Why be healthy? This is a serious question. There is very little correlation between specific lifestyle changes and length of life. (Mental serenity and positive attitudes do seem to promote a longer lifespan.)
Each study that emerges seems to indicate something different -- butter is bad, butter is good. Don't eat fats, eat only this kind of fat. Eat more carbohydrates, don't eat any carbs. Weight training is a solution to being healthy, aerobic exercise is the only thing that is important. If you try to follow along with the latest directions indicated, your body will seem to be at the end of a yo-yo. I loved the line in the movie "Sleeper" where they told Woody Allen to smoke a cigarette because it was one of the healthiest things for his body. I doubt that's true but the movie does point out that "knowledge" isn't static.
So, why be healthy? I would categorize these reasons into three categories -- triggers, quality, options.
- Triggers. As discussed in the previous blog, many of the health-oriented studies are NOT describing "causative" situations.

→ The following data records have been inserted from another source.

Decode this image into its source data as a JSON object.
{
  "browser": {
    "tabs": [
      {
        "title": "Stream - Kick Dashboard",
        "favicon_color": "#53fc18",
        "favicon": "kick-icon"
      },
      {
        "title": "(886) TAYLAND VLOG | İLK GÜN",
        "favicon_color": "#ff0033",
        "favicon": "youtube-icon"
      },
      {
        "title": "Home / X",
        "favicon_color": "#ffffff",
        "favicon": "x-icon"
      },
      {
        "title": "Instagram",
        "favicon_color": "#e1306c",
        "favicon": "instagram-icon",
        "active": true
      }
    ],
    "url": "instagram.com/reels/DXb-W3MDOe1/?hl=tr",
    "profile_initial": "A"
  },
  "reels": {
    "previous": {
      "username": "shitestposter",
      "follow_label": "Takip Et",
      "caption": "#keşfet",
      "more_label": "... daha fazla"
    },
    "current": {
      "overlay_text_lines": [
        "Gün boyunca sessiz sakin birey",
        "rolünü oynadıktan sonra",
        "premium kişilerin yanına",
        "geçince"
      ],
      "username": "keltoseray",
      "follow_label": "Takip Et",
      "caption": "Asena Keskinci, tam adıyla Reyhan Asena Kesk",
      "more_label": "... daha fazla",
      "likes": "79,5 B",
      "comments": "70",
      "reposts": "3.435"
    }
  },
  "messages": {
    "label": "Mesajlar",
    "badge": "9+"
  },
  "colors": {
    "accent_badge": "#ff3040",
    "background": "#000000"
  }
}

Having a high-fat diet will not clog your arteries. Salt does not make your blood pressure rise. Smoking does not cause lung cancer (if so, then every person who ever smoked (tobacco or other substances) would get lung cancer).
However, if your genes say "I have a tendency towards high blood pressure and I cannot process excess salt" then a high salt diet may TRIGGER health problems. Since, for people with these genetic tendencies, it is possible to reduce the chance to get diseases which can decrease lifespan -- these are active measures one can take to live longer.
If you do NOT have these genetic tendencies then change of behavior may not make any difference at all. As mentioned above, however, this year's orange may be last year's black. Your best reference as to what is likely to make a difference to your body is your family health history.
- Quality. There isn't a chart or a set of numbers that says whether or not you are healthy. However, you can listen to your body. If you break out in a sweat every time you raise your hands above your head to put a dish away into a cupboard -- that is not a good sign. If you are out of breath after you have walked from the store to your car holding a bag of groceries -- that is not a good sign. If you have indigestion after most meals and are taking half a bottle of antacid to calm it down -- that's not a good sign.
You very likely know what you should do to make it better -- it's just not easy with bombardments of advertisements for excessive, low nutrition food or a multitude of ways to be entertained with only a finger or two moving. Reading a book is passive but it means that you are controlling your own stimulus rather than being controlled from the outside. Make conscious choices.
Just ask yourself -- was the sixth slice of pizza worth the pain of your stomach afterwards?
- Options. What do you like to do? What do you WANT to do? Are you able to do it (or learn to do it)? Working towards a healthy lifestyle expands your options. If you are badly overweight, there are many things you cannot do. If you cannot breathe, it affects your stamina and limits the length of activities. If you are physically weak, additional limits exist.
It is easy to be a slug on the couch. You might even live a long life doing such. Is it what you want?
What makes it harder for you to do the things you feel are healthy for yourself?